[Data about app and page elements]
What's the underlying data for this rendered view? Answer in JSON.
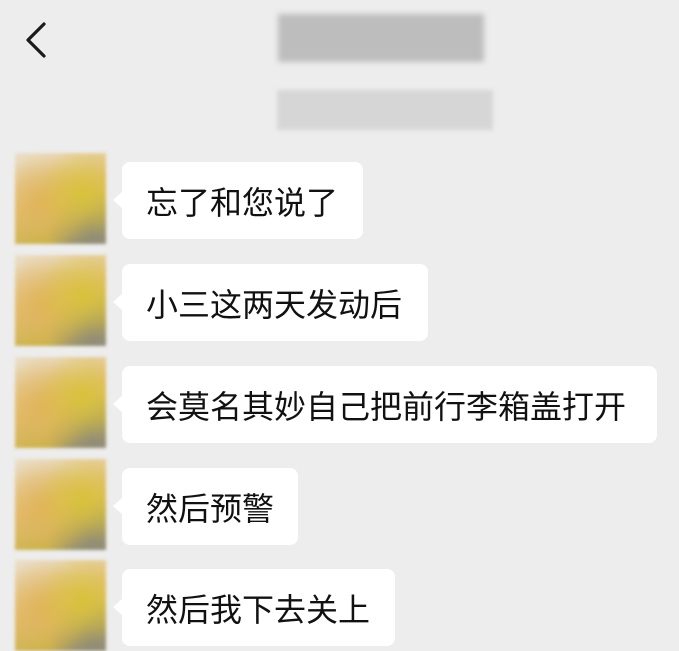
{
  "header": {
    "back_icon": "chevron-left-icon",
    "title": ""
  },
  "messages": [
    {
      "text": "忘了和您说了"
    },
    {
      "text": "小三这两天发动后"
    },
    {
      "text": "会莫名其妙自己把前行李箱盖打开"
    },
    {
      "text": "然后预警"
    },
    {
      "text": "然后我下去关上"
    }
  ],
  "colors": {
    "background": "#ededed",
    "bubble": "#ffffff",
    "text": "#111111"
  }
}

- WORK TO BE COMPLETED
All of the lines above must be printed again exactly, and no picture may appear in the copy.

- WORKED SOLUTION
What's the underlying data for this rendered view? Answer in JSON.
{
  "header": {
    "back_icon": "chevron-left-icon",
    "title": ""
  },
  "messages": [
    {
      "text": "忘了和您说了"
    },
    {
      "text": "小三这两天发动后"
    },
    {
      "text": "会莫名其妙自己把前行李箱盖打开"
    },
    {
      "text": "然后预警"
    },
    {
      "text": "然后我下去关上"
    }
  ],
  "colors": {
    "background": "#ededed",
    "bubble": "#ffffff",
    "text": "#111111"
  }
}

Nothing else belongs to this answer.